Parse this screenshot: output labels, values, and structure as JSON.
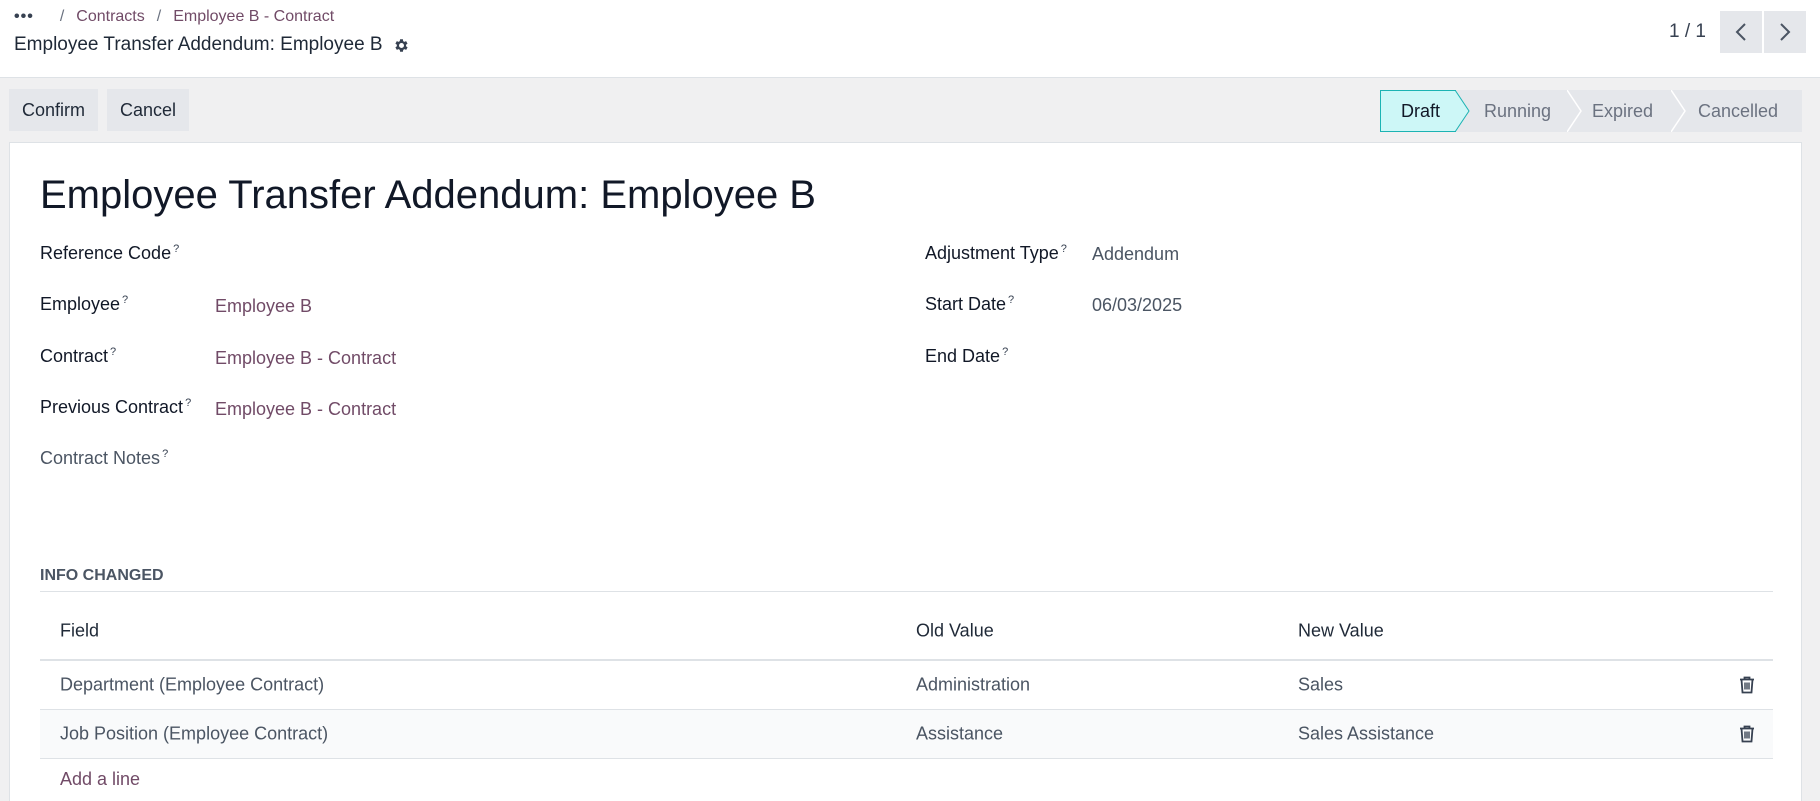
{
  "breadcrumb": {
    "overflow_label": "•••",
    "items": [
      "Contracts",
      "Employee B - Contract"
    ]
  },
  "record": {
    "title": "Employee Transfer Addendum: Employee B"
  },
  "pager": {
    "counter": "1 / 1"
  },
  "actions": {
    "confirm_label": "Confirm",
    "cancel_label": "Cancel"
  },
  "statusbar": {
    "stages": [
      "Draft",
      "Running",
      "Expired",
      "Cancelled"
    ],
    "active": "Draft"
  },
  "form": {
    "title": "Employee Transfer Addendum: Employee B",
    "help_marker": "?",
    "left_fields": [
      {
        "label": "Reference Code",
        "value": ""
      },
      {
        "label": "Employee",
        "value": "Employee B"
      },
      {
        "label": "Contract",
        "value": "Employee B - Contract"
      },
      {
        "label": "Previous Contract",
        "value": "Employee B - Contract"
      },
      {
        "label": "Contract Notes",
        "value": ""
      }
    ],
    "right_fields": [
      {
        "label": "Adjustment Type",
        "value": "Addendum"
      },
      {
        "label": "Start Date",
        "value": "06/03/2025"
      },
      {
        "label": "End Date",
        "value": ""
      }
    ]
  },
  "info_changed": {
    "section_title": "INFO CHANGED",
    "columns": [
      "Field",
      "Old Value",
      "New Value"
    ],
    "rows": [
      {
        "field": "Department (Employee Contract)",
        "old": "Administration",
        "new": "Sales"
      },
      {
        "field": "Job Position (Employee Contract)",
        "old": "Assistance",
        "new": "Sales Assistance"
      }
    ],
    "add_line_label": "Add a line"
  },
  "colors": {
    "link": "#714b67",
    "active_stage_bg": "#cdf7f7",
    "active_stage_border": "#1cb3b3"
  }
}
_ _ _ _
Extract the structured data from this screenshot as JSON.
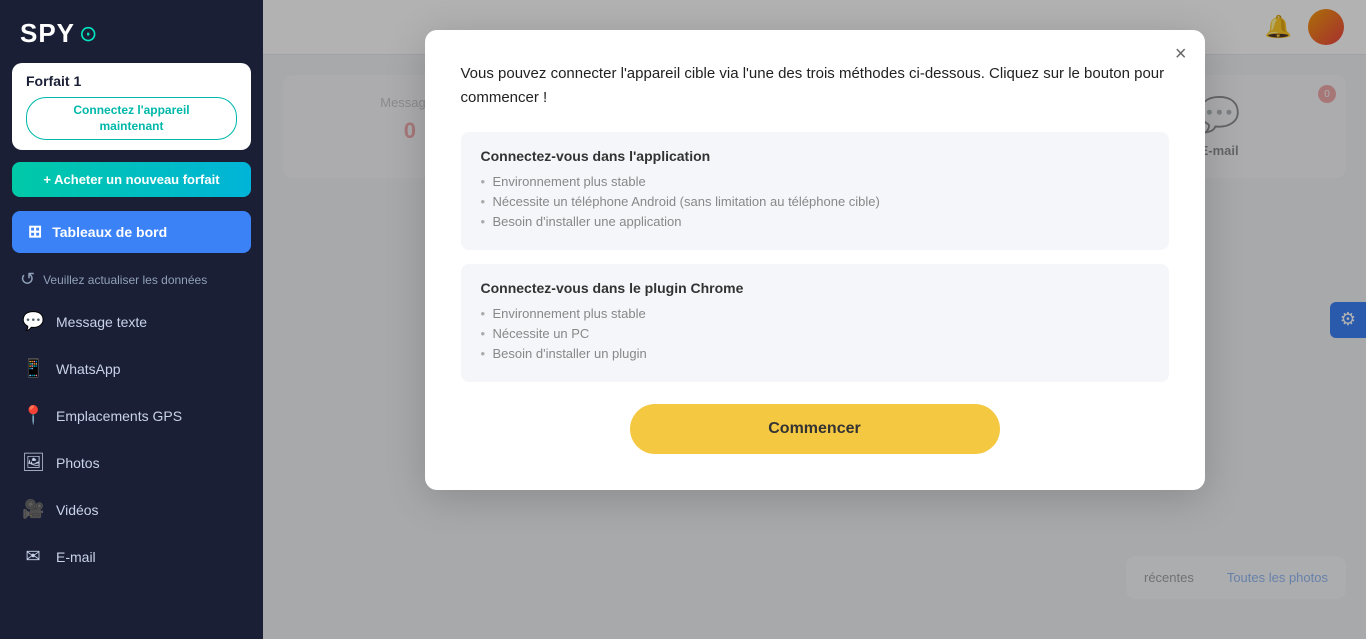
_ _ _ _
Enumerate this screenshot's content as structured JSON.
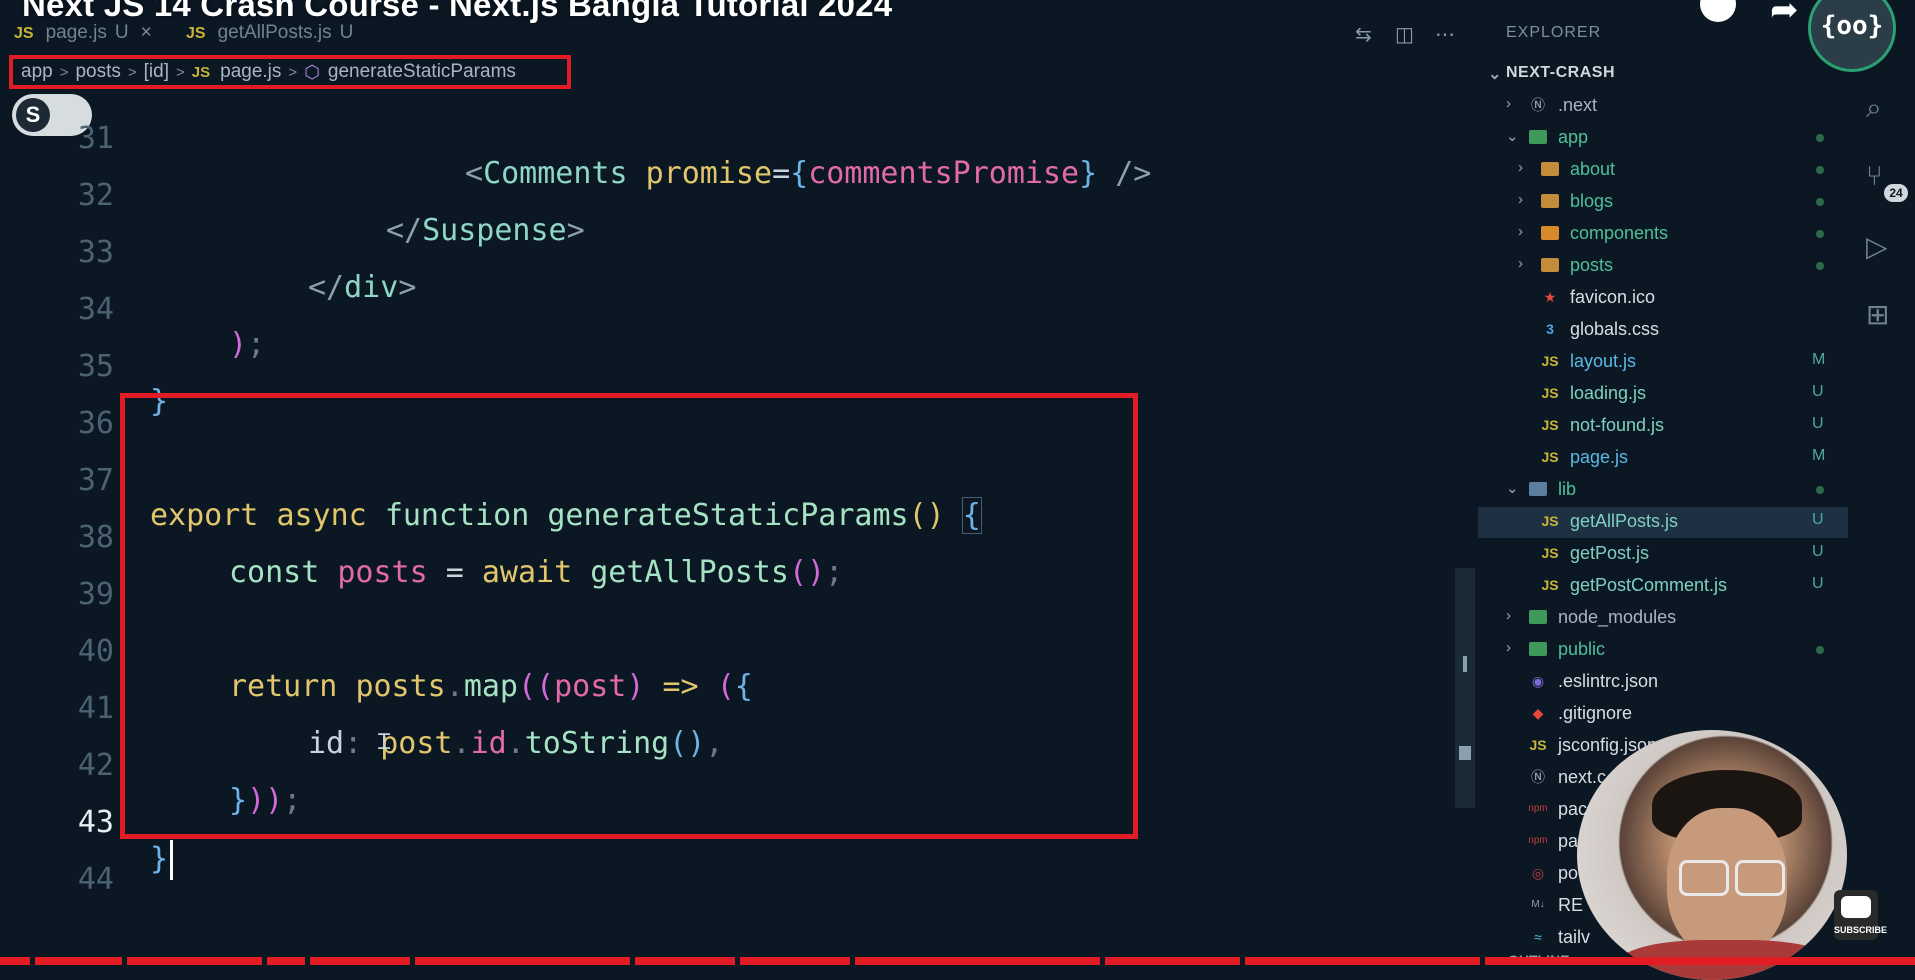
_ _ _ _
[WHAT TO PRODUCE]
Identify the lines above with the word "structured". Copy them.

[FINISHED EXERCISE]
Extract the structured data from this screenshot as JSON.
Enumerate this screenshot's content as structured JSON.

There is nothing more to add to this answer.